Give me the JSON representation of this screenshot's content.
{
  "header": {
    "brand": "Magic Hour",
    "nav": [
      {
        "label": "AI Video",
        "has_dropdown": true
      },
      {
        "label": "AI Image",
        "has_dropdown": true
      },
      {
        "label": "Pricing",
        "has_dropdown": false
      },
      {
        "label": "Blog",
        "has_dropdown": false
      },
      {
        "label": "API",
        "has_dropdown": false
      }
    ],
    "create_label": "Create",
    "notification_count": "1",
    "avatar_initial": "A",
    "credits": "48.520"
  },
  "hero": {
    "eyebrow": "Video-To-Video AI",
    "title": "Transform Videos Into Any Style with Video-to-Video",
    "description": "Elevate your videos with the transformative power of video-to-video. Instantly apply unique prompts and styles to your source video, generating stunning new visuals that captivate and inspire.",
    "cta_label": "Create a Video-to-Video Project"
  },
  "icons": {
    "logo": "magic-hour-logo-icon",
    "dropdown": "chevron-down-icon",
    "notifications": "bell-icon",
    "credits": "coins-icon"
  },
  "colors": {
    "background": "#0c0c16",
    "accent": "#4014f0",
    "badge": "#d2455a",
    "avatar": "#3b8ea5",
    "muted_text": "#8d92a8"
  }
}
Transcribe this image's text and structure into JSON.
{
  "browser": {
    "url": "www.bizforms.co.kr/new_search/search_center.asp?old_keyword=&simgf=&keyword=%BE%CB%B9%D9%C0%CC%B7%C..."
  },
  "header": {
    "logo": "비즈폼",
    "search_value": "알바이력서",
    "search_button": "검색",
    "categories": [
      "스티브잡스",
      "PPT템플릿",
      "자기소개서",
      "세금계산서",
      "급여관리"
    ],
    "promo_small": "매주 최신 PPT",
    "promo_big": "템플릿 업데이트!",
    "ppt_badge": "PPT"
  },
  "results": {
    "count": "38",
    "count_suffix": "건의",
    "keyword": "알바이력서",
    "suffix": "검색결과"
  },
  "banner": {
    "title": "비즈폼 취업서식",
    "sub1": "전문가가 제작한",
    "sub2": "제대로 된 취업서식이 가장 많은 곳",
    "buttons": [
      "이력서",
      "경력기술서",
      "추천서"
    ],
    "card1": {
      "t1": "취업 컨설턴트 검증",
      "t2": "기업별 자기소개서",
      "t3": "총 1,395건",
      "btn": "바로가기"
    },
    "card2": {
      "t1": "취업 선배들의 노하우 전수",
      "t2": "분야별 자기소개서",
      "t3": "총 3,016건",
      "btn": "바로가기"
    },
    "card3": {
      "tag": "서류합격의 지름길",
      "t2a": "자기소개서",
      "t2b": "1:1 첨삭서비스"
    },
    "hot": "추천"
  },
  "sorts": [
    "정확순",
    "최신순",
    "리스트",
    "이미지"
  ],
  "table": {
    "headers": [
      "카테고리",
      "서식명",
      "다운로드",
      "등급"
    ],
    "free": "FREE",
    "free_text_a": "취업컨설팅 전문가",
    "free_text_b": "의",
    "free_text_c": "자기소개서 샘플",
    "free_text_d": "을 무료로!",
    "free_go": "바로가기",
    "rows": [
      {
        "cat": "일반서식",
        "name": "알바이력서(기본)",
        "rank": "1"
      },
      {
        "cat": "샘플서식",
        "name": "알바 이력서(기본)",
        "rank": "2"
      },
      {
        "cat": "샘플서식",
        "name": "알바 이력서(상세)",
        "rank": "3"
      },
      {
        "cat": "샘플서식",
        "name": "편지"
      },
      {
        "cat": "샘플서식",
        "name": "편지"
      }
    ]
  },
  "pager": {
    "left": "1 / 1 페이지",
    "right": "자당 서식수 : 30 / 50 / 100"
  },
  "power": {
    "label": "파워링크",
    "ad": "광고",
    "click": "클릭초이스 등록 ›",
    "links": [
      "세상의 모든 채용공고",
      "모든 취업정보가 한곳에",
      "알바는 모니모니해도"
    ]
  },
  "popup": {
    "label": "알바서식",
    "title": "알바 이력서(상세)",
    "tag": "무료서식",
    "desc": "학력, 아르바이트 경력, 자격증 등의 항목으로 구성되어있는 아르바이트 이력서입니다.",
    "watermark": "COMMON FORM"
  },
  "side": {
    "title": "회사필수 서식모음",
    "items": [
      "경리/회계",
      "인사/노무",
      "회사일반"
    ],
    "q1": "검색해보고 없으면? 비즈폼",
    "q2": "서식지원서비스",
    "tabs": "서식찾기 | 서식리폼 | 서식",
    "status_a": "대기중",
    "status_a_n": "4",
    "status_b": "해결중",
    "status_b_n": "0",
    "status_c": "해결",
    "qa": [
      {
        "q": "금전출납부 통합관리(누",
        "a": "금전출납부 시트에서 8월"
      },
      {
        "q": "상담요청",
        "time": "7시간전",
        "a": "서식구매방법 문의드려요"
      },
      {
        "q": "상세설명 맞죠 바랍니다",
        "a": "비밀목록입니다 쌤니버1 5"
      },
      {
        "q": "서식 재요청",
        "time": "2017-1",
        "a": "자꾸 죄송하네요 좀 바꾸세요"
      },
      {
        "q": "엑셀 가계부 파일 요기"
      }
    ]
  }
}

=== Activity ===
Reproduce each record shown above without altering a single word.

=== Solution to this problem ===
Give me the JSON representation of this screenshot's content.
{
  "header": {
    "brand": "Magic Hour",
    "nav": [
      {
        "label": "AI Video",
        "has_dropdown": true
      },
      {
        "label": "AI Image",
        "has_dropdown": true
      },
      {
        "label": "Pricing",
        "has_dropdown": false
      },
      {
        "label": "Blog",
        "has_dropdown": false
      },
      {
        "label": "API",
        "has_dropdown": false
      }
    ],
    "create_label": "Create",
    "notification_count": "1",
    "avatar_initial": "A",
    "credits": "48.520"
  },
  "hero": {
    "eyebrow": "Video-To-Video AI",
    "title": "Transform Videos Into Any Style with Video-to-Video",
    "description": "Elevate your videos with the transformative power of video-to-video. Instantly apply unique prompts and styles to your source video, generating stunning new visuals that captivate and inspire.",
    "cta_label": "Create a Video-to-Video Project"
  },
  "icons": {
    "logo": "magic-hour-logo-icon",
    "dropdown": "chevron-down-icon",
    "notifications": "bell-icon",
    "credits": "coins-icon"
  },
  "colors": {
    "background": "#0c0c16",
    "accent": "#4014f0",
    "badge": "#d2455a",
    "avatar": "#3b8ea5",
    "muted_text": "#8d92a8"
  }
}
Transcribe this image's text and structure into JSON.
{
  "browser": {
    "url": "www.bizforms.co.kr/new_search/search_center.asp?old_keyword=&simgf=&keyword=%BE%CB%B9%D9%C0%CC%B7%C..."
  },
  "header": {
    "logo": "비즈폼",
    "search_value": "알바이력서",
    "search_button": "검색",
    "categories": [
      "스티브잡스",
      "PPT템플릿",
      "자기소개서",
      "세금계산서",
      "급여관리"
    ],
    "promo_small": "매주 최신 PPT",
    "promo_big": "템플릿 업데이트!",
    "ppt_badge": "PPT"
  },
  "results": {
    "count": "38",
    "count_suffix": "건의",
    "keyword": "알바이력서",
    "suffix": "검색결과"
  },
  "banner": {
    "title": "비즈폼 취업서식",
    "sub1": "전문가가 제작한",
    "sub2": "제대로 된 취업서식이 가장 많은 곳",
    "buttons": [
      "이력서",
      "경력기술서",
      "추천서"
    ],
    "card1": {
      "t1": "취업 컨설턴트 검증",
      "t2": "기업별 자기소개서",
      "t3": "총 1,395건",
      "btn": "바로가기"
    },
    "card2": {
      "t1": "취업 선배들의 노하우 전수",
      "t2": "분야별 자기소개서",
      "t3": "총 3,016건",
      "btn": "바로가기"
    },
    "card3": {
      "tag": "서류합격의 지름길",
      "t2a": "자기소개서",
      "t2b": "1:1 첨삭서비스"
    },
    "hot": "추천"
  },
  "sorts": [
    "정확순",
    "최신순",
    "리스트",
    "이미지"
  ],
  "table": {
    "headers": [
      "카테고리",
      "서식명",
      "다운로드",
      "등급"
    ],
    "free": "FREE",
    "free_text_a": "취업컨설팅 전문가",
    "free_text_b": "의",
    "free_text_c": "자기소개서 샘플",
    "free_text_d": "을 무료로!",
    "free_go": "바로가기",
    "rows": [
      {
        "cat": "일반서식",
        "name": "알바이력서(기본)",
        "rank": "1"
      },
      {
        "cat": "샘플서식",
        "name": "알바 이력서(기본)",
        "rank": "2"
      },
      {
        "cat": "샘플서식",
        "name": "알바 이력서(상세)",
        "rank": "3"
      },
      {
        "cat": "샘플서식",
        "name": "편지"
      },
      {
        "cat": "샘플서식",
        "name": "편지"
      }
    ]
  },
  "pager": {
    "left": "1 / 1 페이지",
    "right": "자당 서식수 : 30 / 50 / 100"
  },
  "power": {
    "label": "파워링크",
    "ad": "광고",
    "click": "클릭초이스 등록 ›",
    "links": [
      "세상의 모든 채용공고",
      "모든 취업정보가 한곳에",
      "알바는 모니모니해도"
    ]
  },
  "popup": {
    "label": "알바서식",
    "title": "알바 이력서(상세)",
    "tag": "무료서식",
    "desc": "학력, 아르바이트 경력, 자격증 등의 항목으로 구성되어있는 아르바이트 이력서입니다.",
    "watermark": "COMMON FORM"
  },
  "side": {
    "title": "회사필수 서식모음",
    "items": [
      "경리/회계",
      "인사/노무",
      "회사일반"
    ],
    "q1": "검색해보고 없으면? 비즈폼",
    "q2": "서식지원서비스",
    "tabs": "서식찾기 | 서식리폼 | 서식",
    "status_a": "대기중",
    "status_a_n": "4",
    "status_b": "해결중",
    "status_b_n": "0",
    "status_c": "해결",
    "qa": [
      {
        "q": "금전출납부 통합관리(누",
        "a": "금전출납부 시트에서 8월"
      },
      {
        "q": "상담요청",
        "time": "7시간전",
        "a": "서식구매방법 문의드려요"
      },
      {
        "q": "상세설명 맞죠 바랍니다",
        "a": "비밀목록입니다 쌤니버1 5"
      },
      {
        "q": "서식 재요청",
        "time": "2017-1",
        "a": "자꾸 죄송하네요 좀 바꾸세요"
      },
      {
        "q": "엑셀 가계부 파일 요기"
      }
    ]
  }
}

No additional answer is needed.